For Immediate Release:April 20, 2010
Contact: Shakira Croce 757-622-7382
Norfolk, Va. -- Calves confined to veal crates on today's factory farms are like children who were once forced to work in coal mines. Battery-caged hens suffer in much the same way that sweatshop workers do. Sponsored by the Penn Vegetarian Society (PVS), the Liberation Project--the brainchild of peta2, the world's largest youth animal rights organization--will be on display at the University of Pennsylvania to invite debate from students on these and other comparisons.
Where: College Green (near the intersection of 36th and Walnut streets), University of Pennsylvania When: Tuesday, April 20, through Thursday, April 22 (all day)
"Child labor, human slavery, and the oppression of women and immigrants were addressed only after forward-thinking people challenged the status quo," says peta2 Director Dan Shannon. "Today, nonhuman beings are tormented, denied justice, and slaughtered out of sheer prejudice--just as some human beings have been throughout history."
The exhibit consists of 12 panels with graphic photos juxtaposing past cruelty to women, children, and minorities with photos of animals in similar exploitative situations. With the exhibit, peta2 hopes to inspire students to break down the barriers between species and think about how one's own actions can either perpetuate or stop abuse and exploitation. Click here to view the online version of the exhibit.
PVS promotes a vegetarian diet by raising awareness about the horrors of factory farming and the harmful health effects of a meat-based diet.

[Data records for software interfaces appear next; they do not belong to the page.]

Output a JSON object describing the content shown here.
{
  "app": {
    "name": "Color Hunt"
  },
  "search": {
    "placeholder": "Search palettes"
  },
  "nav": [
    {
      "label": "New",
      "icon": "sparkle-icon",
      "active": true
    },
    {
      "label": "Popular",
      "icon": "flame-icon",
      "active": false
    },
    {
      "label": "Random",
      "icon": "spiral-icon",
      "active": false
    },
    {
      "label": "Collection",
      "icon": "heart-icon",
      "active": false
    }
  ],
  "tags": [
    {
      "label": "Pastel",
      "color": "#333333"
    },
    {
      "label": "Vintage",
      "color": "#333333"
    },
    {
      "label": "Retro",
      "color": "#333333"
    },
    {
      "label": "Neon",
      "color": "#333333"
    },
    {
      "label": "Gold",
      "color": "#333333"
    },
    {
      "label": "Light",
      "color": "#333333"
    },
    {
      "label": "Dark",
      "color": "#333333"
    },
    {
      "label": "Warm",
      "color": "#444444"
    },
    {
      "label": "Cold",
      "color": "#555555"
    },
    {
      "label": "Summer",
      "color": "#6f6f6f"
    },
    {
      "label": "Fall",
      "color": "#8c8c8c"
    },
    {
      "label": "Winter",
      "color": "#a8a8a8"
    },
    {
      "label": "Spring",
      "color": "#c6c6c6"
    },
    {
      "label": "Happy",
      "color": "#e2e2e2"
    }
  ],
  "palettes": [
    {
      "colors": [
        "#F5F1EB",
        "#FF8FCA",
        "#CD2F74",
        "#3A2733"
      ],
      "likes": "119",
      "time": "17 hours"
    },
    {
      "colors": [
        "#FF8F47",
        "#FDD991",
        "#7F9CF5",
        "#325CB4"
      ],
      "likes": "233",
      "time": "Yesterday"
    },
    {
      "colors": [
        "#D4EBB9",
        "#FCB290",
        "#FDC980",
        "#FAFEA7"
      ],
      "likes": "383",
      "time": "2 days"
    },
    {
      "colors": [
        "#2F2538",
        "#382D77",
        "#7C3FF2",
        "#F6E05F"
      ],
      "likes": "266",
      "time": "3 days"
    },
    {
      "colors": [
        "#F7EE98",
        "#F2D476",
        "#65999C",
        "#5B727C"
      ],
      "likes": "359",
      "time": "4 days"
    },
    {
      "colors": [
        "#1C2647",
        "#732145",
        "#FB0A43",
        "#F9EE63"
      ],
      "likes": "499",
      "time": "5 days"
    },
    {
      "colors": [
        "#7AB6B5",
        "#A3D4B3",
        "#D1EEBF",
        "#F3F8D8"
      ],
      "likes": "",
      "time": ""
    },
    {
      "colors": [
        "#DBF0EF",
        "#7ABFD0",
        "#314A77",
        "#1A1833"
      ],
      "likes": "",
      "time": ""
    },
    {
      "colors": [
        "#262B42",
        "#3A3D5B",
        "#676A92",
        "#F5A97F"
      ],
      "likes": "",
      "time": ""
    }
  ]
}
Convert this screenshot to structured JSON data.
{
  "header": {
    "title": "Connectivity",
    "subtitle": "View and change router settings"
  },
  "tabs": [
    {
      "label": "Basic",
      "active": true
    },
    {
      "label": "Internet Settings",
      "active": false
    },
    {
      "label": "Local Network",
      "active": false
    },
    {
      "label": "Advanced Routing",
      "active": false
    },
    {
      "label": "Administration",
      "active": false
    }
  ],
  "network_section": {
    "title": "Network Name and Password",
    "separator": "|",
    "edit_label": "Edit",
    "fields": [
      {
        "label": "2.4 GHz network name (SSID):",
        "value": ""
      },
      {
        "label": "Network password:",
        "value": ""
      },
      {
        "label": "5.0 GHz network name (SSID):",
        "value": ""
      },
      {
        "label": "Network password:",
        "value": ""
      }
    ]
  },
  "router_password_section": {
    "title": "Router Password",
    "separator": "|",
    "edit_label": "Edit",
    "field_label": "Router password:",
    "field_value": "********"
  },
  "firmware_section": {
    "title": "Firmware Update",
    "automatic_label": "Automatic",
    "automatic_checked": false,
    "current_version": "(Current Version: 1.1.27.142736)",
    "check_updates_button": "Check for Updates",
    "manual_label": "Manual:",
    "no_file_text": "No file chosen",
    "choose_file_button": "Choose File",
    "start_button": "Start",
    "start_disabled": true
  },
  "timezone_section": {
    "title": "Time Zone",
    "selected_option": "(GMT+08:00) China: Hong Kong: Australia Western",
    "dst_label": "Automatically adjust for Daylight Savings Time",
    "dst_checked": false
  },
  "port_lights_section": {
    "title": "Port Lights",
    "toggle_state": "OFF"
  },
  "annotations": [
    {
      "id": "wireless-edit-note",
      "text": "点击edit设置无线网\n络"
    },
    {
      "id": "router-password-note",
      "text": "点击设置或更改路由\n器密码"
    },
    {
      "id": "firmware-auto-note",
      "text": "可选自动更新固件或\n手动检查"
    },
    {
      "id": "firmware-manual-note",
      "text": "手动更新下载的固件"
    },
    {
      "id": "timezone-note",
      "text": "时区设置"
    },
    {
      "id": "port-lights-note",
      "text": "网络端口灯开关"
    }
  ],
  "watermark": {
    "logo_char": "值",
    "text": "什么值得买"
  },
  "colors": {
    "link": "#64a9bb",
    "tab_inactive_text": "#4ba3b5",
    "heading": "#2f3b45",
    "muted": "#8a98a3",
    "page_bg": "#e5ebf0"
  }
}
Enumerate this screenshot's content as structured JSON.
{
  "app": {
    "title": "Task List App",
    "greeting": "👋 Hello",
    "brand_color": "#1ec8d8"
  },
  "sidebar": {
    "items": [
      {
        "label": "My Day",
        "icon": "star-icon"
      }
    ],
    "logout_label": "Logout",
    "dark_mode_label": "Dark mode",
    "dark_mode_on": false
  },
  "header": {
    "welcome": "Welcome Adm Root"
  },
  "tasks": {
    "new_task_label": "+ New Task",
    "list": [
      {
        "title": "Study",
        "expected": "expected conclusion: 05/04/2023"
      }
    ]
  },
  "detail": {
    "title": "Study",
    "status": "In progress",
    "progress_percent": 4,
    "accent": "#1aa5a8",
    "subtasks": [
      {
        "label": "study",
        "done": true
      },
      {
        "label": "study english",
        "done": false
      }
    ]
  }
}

Last semester, PVS hosted PETA Vice President Bruce Friedrich in an open forum titled "Meet Your Meat." PVS has also worked diligently to get more vegan options on the University of Pennsylvania's campus and in the West Philadelphia community.
For more information, please visit peta2.com.
Almost all of us grew up eating meat, wearing leather, and going to circuses and zoos. We never considered the impact of these actions on the animals involved. For whatever reason, you are now asking the question: Why should animals have rights? Read more.